#### Work required:
Return all lines from the listing below in which the string "subtitle" occurs.

#### Data section:
+++
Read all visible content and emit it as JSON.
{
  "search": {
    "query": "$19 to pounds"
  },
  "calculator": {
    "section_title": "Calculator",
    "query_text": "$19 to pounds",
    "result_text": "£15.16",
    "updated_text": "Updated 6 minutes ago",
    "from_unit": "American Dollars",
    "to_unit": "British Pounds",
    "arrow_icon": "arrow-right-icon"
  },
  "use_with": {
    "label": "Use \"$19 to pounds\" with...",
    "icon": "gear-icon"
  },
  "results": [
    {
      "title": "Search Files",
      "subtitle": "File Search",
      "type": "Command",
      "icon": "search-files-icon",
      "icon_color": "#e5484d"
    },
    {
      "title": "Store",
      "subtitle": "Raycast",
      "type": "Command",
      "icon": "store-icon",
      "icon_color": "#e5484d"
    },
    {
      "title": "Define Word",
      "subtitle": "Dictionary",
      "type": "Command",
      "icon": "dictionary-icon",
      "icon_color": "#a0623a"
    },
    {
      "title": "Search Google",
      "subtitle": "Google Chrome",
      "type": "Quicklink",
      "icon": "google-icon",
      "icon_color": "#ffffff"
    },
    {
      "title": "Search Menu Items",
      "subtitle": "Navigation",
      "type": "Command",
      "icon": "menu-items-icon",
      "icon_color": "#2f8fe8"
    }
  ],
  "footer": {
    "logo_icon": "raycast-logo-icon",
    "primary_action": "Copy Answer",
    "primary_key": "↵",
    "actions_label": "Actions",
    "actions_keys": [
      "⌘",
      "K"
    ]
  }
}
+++
#### Result:
      "subtitle": "File Search",
      "subtitle": "Raycast",
      "subtitle": "Dictionary",
      "subtitle": "Google Chrome",
      "subtitle": "Navigation",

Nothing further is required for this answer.